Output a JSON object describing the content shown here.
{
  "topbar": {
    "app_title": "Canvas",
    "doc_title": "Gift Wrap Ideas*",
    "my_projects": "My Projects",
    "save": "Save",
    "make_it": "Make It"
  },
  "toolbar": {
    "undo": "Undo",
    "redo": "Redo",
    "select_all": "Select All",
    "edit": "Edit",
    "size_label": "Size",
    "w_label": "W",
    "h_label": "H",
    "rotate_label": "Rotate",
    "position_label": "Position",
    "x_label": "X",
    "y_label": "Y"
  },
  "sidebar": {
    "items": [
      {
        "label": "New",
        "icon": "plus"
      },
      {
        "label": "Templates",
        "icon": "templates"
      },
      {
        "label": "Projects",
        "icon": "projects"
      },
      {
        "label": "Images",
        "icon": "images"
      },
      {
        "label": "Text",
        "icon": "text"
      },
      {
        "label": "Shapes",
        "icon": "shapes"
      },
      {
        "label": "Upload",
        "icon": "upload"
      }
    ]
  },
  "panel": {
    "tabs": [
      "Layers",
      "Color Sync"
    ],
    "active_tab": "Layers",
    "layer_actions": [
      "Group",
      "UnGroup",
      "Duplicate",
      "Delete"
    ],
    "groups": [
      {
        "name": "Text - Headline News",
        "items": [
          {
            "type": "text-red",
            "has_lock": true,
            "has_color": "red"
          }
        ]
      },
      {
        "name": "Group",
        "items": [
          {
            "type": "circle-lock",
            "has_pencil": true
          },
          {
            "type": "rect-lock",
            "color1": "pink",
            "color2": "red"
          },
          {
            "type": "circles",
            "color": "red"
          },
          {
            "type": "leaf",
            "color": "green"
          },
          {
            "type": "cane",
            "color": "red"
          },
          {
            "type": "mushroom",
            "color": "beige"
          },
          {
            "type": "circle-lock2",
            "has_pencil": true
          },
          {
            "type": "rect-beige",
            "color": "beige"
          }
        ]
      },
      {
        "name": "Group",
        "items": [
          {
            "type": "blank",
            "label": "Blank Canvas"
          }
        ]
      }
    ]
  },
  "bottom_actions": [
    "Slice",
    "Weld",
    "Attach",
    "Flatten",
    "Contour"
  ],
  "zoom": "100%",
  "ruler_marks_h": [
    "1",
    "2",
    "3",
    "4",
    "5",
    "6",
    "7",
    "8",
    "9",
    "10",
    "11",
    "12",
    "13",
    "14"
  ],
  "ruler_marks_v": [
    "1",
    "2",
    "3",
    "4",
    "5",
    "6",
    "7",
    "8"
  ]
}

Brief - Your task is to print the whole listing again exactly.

Written reply -
Output a JSON object describing the content shown here.
{
  "topbar": {
    "app_title": "Canvas",
    "doc_title": "Gift Wrap Ideas*",
    "my_projects": "My Projects",
    "save": "Save",
    "make_it": "Make It"
  },
  "toolbar": {
    "undo": "Undo",
    "redo": "Redo",
    "select_all": "Select All",
    "edit": "Edit",
    "size_label": "Size",
    "w_label": "W",
    "h_label": "H",
    "rotate_label": "Rotate",
    "position_label": "Position",
    "x_label": "X",
    "y_label": "Y"
  },
  "sidebar": {
    "items": [
      {
        "label": "New",
        "icon": "plus"
      },
      {
        "label": "Templates",
        "icon": "templates"
      },
      {
        "label": "Projects",
        "icon": "projects"
      },
      {
        "label": "Images",
        "icon": "images"
      },
      {
        "label": "Text",
        "icon": "text"
      },
      {
        "label": "Shapes",
        "icon": "shapes"
      },
      {
        "label": "Upload",
        "icon": "upload"
      }
    ]
  },
  "panel": {
    "tabs": [
      "Layers",
      "Color Sync"
    ],
    "active_tab": "Layers",
    "layer_actions": [
      "Group",
      "UnGroup",
      "Duplicate",
      "Delete"
    ],
    "groups": [
      {
        "name": "Text - Headline News",
        "items": [
          {
            "type": "text-red",
            "has_lock": true,
            "has_color": "red"
          }
        ]
      },
      {
        "name": "Group",
        "items": [
          {
            "type": "circle-lock",
            "has_pencil": true
          },
          {
            "type": "rect-lock",
            "color1": "pink",
            "color2": "red"
          },
          {
            "type": "circles",
            "color": "red"
          },
          {
            "type": "leaf",
            "color": "green"
          },
          {
            "type": "cane",
            "color": "red"
          },
          {
            "type": "mushroom",
            "color": "beige"
          },
          {
            "type": "circle-lock2",
            "has_pencil": true
          },
          {
            "type": "rect-beige",
            "color": "beige"
          }
        ]
      },
      {
        "name": "Group",
        "items": [
          {
            "type": "blank",
            "label": "Blank Canvas"
          }
        ]
      }
    ]
  },
  "bottom_actions": [
    "Slice",
    "Weld",
    "Attach",
    "Flatten",
    "Contour"
  ],
  "zoom": "100%",
  "ruler_marks_h": [
    "1",
    "2",
    "3",
    "4",
    "5",
    "6",
    "7",
    "8",
    "9",
    "10",
    "11",
    "12",
    "13",
    "14"
  ],
  "ruler_marks_v": [
    "1",
    "2",
    "3",
    "4",
    "5",
    "6",
    "7",
    "8"
  ]
}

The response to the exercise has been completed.